I learned to listen with patience and care, and never to interrupt even when people were having great difficulty in explaining themselves, for during such halting and imprecise moments (as the listening skills of my patient mother taught me) people are very revealing - what they hesitate to talk about can tell much about them.”
In his brilliant “Frank Sinatra has a cold” Talese created a portrait of the singer that captured his over-bearing “mood of sullen silence”, his capricious nature, which made him at times both cruel and aggressive; or kind and overly generous. Talese revealed the background of Sinatra, the only child from Hoboken, who was scarred at birth by forceps, considered a weakling, reared mainly by his grandmother, his father a Sicilian who boxed under the name of Marty O’Brien, his mother worked at a chocolate factory, was strict and ambitious, who originally wanted her son to become an aviation engineer.
“When she discovered Bing Crosby pictures hanging on his bedroom walls one evening, and learned that her son wished to become a singer too, she became infuriated and threw a shoe at him. Later, finding she could not talk him out of it - ‘he takes after me’ - she encouraged his singing.”
Unlike other members of the New Journalism group (Norman Mailer, Hunter S. Thompson), Talese didn’t put himself at the heart of his essays, rather he saw himself as a non-judgmental writer, who allowed each subject to speak for him / her self. Nowhere was this more true than in “The Loser”, his incredible profile of boxer Floyd Paterson, which included a shocking admission by the former World Champion:

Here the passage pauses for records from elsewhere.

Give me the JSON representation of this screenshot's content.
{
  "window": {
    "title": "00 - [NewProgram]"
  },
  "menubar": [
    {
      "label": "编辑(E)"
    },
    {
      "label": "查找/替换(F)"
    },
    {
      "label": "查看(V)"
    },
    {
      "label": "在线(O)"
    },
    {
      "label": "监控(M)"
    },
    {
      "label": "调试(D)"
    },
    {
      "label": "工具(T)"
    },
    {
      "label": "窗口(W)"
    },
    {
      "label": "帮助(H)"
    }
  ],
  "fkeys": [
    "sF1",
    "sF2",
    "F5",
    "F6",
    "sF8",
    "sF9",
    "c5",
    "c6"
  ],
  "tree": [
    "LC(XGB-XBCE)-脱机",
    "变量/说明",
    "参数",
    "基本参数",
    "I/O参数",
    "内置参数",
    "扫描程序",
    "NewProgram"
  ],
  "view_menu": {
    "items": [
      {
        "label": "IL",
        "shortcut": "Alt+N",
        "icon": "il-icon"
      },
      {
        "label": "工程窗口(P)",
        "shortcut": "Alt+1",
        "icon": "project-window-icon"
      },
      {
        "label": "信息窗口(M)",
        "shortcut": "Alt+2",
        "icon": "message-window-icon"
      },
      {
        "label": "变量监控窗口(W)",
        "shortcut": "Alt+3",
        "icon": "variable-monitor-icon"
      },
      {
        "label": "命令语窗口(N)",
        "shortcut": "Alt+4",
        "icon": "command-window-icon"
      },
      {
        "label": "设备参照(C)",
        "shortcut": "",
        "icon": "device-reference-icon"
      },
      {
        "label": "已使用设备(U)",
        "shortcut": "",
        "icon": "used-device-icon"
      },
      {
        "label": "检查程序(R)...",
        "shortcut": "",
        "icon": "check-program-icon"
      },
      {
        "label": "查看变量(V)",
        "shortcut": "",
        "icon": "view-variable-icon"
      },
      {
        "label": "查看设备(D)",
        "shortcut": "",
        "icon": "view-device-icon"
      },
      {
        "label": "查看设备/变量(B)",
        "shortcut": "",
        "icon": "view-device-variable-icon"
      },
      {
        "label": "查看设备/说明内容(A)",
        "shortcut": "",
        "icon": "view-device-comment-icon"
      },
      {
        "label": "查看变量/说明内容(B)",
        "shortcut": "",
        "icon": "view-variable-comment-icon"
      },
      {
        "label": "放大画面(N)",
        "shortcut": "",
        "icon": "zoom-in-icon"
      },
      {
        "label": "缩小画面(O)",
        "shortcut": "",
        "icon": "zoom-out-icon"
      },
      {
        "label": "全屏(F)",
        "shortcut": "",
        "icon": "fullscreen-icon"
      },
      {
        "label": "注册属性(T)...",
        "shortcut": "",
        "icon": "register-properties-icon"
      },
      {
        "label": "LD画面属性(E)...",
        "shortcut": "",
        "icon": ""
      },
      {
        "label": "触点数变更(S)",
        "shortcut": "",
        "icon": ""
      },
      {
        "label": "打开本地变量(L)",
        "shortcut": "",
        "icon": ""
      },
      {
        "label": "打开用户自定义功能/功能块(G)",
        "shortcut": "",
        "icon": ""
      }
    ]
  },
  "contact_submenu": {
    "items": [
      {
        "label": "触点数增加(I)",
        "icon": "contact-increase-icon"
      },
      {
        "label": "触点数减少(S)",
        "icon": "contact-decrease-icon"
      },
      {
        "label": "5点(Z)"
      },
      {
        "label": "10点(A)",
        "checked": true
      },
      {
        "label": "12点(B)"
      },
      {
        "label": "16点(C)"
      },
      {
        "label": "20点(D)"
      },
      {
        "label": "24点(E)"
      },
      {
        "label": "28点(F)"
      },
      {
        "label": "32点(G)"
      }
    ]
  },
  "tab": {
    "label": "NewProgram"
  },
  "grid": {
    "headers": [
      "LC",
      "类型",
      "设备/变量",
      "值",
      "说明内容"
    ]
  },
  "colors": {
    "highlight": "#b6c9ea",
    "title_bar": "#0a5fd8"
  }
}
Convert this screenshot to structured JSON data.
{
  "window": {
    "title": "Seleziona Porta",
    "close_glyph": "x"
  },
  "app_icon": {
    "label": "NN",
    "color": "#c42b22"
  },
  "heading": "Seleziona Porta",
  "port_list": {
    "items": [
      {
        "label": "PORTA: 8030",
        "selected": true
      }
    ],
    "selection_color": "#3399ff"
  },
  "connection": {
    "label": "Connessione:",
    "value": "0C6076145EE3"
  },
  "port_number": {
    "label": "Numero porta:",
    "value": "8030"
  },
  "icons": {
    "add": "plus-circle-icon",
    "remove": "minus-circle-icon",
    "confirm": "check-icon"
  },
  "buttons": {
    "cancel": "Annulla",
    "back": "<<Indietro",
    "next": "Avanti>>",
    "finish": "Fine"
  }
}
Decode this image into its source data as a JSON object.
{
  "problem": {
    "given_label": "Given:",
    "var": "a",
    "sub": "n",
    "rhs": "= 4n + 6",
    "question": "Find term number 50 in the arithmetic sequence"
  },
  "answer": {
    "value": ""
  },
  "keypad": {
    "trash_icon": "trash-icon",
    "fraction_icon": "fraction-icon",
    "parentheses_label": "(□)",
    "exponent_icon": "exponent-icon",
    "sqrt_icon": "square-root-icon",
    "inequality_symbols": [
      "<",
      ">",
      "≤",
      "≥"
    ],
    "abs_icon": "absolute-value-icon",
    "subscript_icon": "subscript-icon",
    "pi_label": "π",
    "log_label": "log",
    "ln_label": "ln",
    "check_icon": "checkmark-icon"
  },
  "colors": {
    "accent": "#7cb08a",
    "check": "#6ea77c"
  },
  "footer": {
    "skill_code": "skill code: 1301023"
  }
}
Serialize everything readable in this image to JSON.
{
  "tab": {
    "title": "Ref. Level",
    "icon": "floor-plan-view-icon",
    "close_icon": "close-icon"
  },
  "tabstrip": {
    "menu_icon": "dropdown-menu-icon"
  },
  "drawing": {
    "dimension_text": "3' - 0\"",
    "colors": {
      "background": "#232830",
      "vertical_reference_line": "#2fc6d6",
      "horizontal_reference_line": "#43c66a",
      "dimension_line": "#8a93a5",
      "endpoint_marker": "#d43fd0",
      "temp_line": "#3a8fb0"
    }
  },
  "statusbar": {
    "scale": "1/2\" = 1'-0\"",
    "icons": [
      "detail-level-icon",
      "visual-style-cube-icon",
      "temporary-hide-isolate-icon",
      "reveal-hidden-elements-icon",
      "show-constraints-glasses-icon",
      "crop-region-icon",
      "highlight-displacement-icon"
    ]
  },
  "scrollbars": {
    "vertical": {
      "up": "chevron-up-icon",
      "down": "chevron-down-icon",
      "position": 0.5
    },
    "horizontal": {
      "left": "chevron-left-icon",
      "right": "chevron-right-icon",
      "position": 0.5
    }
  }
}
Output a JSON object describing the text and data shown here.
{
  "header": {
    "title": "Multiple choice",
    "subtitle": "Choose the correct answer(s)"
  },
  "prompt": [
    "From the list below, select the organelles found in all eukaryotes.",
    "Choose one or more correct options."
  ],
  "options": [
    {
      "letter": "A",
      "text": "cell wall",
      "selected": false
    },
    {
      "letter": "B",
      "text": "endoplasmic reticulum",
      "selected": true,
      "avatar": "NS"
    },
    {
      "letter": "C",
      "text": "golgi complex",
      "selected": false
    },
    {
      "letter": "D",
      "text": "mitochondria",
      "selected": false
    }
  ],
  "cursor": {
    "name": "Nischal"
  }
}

“Now, walking slowly around the room, his black silk robe over his sweat clothes, Patterson said, ‘You must wonder what makes a man do things like this. Well, I wonder too. And the answer is, I don’t know…but I think that within me, within every human being, there is a certain weakness. It is a weakness that exposes itself more when you’re alone. And I have figured out that part of the reason I do the things I do, and cannot seem to conquer that one word - myself - is because…is because…I am a coward.’”
Non-judgmental, perhaps. But somewhere down the line, Talese makes the decision of what to keep and what to cut out, and by nuance and omission, he shapes our impressions, and gives the reader an intimacy mere facts could not supply.